Cricket stars fire back at ‘petty’ ScoMo
Indigenous cricketer Dan Christian has hit back at Prime Minister Scott Morrison's comments after he labelled the omission of Australia Day references in the BBL as "pretty ordinary".
The public holiday matches will now be promoted as "January 26" games after consultation with Indigenous leaders.
With the BBL set to have three games on the public holiday, the change aims to make the games more inclusive for people who regard the day as one to mourn Aboriginal lives lost.
Prime Minister Morrison hit out at the decision and told Cricket Australia to stay out of politics.
"A bit more focus on cricket, a little less focus on politics would be my message to Cricket Australia," he told Queensland's 4RO Radio on Thursday.
"I think that's pretty ordinary. But I mean, that's what they're putting on their press releases."
He also told reporters: "It's not cricket. That would be my reaction. Australian cricket fans would like Cricket Australia to focus a lot more on cricket and a lot less on politics."
Mr Morrison also caused a stir with further comments about Australia Day, telling reporters: "You know on Australia Day, it's all about acknowledging how far we've come. When those 12 ships turned up in Sydney all those years ago, it wasn't a particularly flash day for the people on those vessels either."
But Christian, who plays for the Sydney Sixers and has had a successful T20 career around the world, has hit back at Mr Morrison's comments.
Christian was born in Narrandera in New South Wales and is proud Wiradjuri man.
@ScottMorrisonMP read the room Mr Prime Minister. @CricketAus are leading the way because your government won’t. There’ll be millions of kids watching our @BBL games on the 26th January, and they’ll see us taking a knee against racism, and promoting inclusion for all. Take note.— Dan Christian (@danchristian54) January 22, 2021
Ahead of making his T20 debut for Australia in 2010, Christian spoke of his Indigenous heritage.
"I'm an Aboriginal man from the Wiradjuri tribe in NSW, that's all through my dad's side of the family, and they're all born and bred from down there," he said at the time.
"I've grown up in that environment, and I'm an Aboriginal man … it is what it is."
Several Big Bash teams have taken a knee before each game, including Christian's Sixers side.
But he had some support from former Australian star Usman Khawaja as well, who labelled Mr Morrison's comments as "pretty petty" and that Cricket Australia "could say the same thing vice versa".
I think for ScoMo to say to CA "a bit more focus on cricket and a little less focus on politics" is pretty petty. CA could say the same thing vice versa but what's that going to solve. Someone needs to take action to figure out what works for us as a nation.
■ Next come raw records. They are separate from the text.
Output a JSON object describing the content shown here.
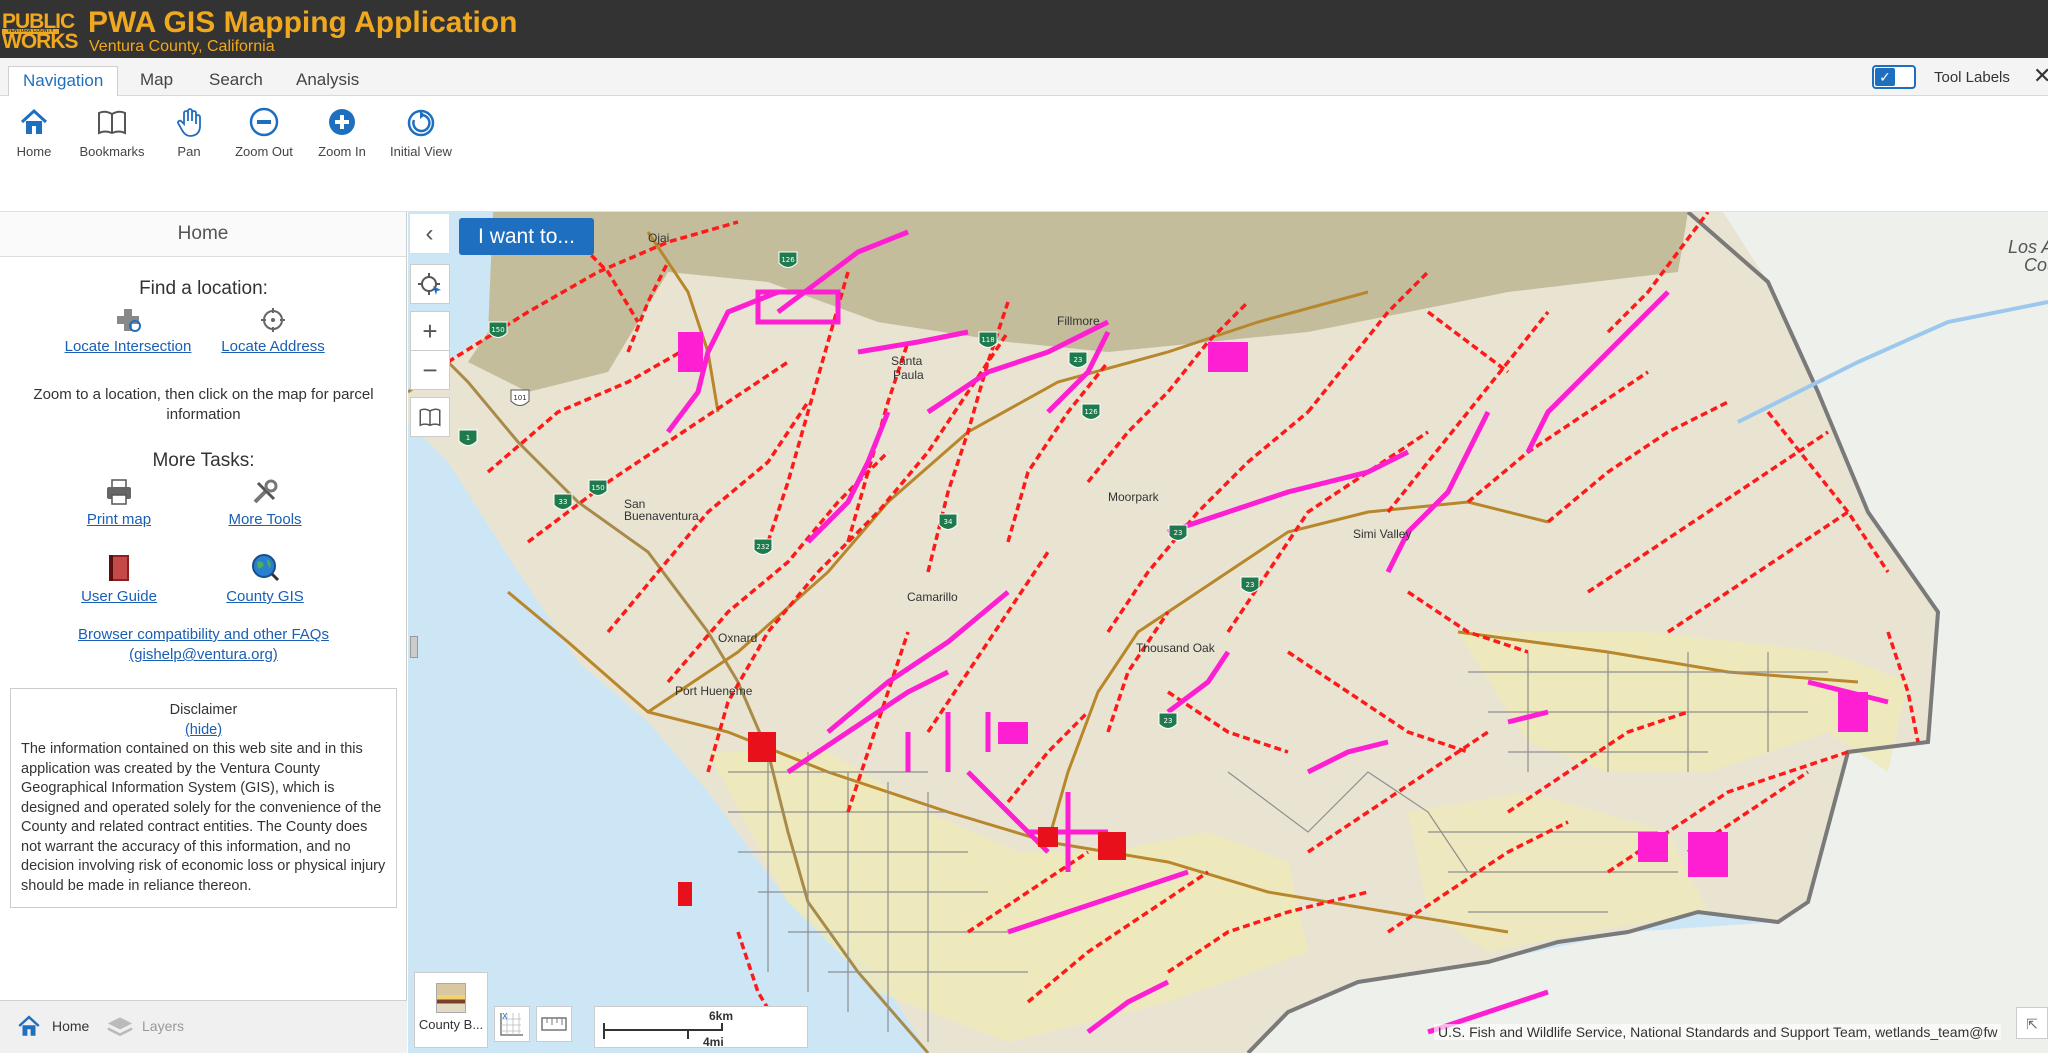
{
  "header": {
    "logo_line1": "PUBLIC",
    "logo_middle": "VENTURA COUNTY",
    "logo_line2": "WORKS",
    "title": "PWA GIS Mapping Application",
    "subtitle": "Ventura County, California"
  },
  "tabs": [
    {
      "label": "Navigation"
    },
    {
      "label": "Map"
    },
    {
      "label": "Search"
    },
    {
      "label": "Analysis"
    }
  ],
  "tool_labels": {
    "label": "Tool Labels",
    "checked": true
  },
  "toolbar": {
    "home": "Home",
    "bookmarks": "Bookmarks",
    "pan": "Pan",
    "zoom_out": "Zoom Out",
    "zoom_in": "Zoom In",
    "initial_view": "Initial View"
  },
  "panel": {
    "title": "Home",
    "find_heading": "Find a location:",
    "locate_intersection": "Locate Intersection",
    "locate_address": "Locate Address",
    "zoom_note": "Zoom to a location, then click on the map for parcel information",
    "more_tasks": "More Tasks:",
    "print_map": "Print map",
    "more_tools": "More Tools",
    "user_guide": "User Guide",
    "county_gis": "County GIS",
    "faq_link": "Browser compatibility and other FAQs",
    "faq_email": "(gishelp@ventura.org)",
    "disclaimer_title": "Disclaimer",
    "disclaimer_hide": "(hide)",
    "disclaimer_text": "The information contained on this web site and in this application was created by the Ventura County Geographical Information System (GIS), which is designed and operated solely for the convenience of the County and related contract entities. The County does not warrant the accuracy of this information, and no decision involving risk of economic loss or physical injury should be made in reliance thereon."
  },
  "bottom_tabs": {
    "home": "Home",
    "layers": "Layers"
  },
  "map": {
    "i_want_to": "I want to...",
    "basemap_label": "County B...",
    "scale_km": "6km",
    "scale_mi": "4mi",
    "attribution": "U.S. Fish and Wildlife Service, National Standards and Support Team, wetlands_team@fw",
    "places": {
      "fillmore": "Fillmore",
      "santa": "Santa",
      "paula": "Paula",
      "moorpark": "Moorpark",
      "simi_valley": "Simi Valley",
      "san": "San",
      "buenaventura": "Buenaventura",
      "camarillo": "Camarillo",
      "oxnard": "Oxnard",
      "thousand_oaks": "Thousand Oak",
      "port_hueneme": "Port Hueneme",
      "los_angeles": "Los Ang",
      "county": "Coun",
      "ojai": "Ojai"
    },
    "shields": [
      "150",
      "101",
      "126",
      "23",
      "118",
      "34",
      "1",
      "33",
      "232",
      "150",
      "126",
      "23",
      "23",
      "23"
    ]
  },
  "colors": {
    "accent": "#1f6fc0",
    "header_bg": "#333333",
    "logo_gold": "#f0a91e",
    "drainage_red": "#ff1a1a",
    "facility_magenta": "#ff1fd2",
    "ocean": "#cde6f5"
  }
}
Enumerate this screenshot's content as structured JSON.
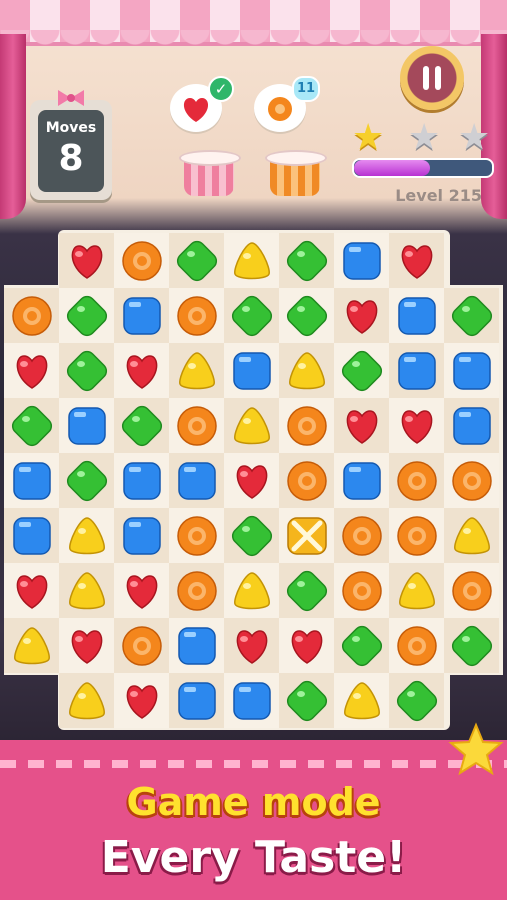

Well said mate 👍🏾 https://t.co/KjwK5VY1mE— Usman Khawaja (@Uz_Khawaja) January 22, 2021
The cricketers aren't the only ones to fire back at Mr Morrison with Olympic legend Cathy Freeman also slamming the comments.
You can’t compare the experiences of those 12 ships that first arrived to— Cathy Freeman (@CathyFreeman) January 22, 2021
this country to what their arrival meant for all generations of Australia's First Nations people!
It's the age old debate of whether sportspeople should delve into politics but Mr Morrison has been accused of using sport for political purposes, as a photo of him talking to Steve Smith in the middle of last years' bushfire crisis re-emerged.
Sports writer Daniel Jeffrey shared the photo and wrote: "I like the part where Scotty is allowed to focus on cricket (during a horrific bushfire season) but Cricket Australia isn't allowed to focus on politics."
Damien Peck tweeted: "OK, but can we now ban all politicians from sport?"
Within the Big Bash there is a split as well as the Melbourne Stars and Sydney Sixers play off.
The Sixers will follow the Cricket Australia recommendation to refer to the event as January 26, while the Stars will promote the match as an "Australia Day" clash.
Stars general manager Nick Cummins told News Corp that a proper debate should be held over changing the date.
"We are referring to it as Australia Day," Cummins said. We believe there's a broader conversation that needs to be had about Australia Day and the date but that needs to be had in conjunction with all stakeholders in Victorian Cricket and done in a timely and constructive manner and not rushed through and done arbitrarily."
Originally published as Cricket stars fire back at 'petty' ScoMo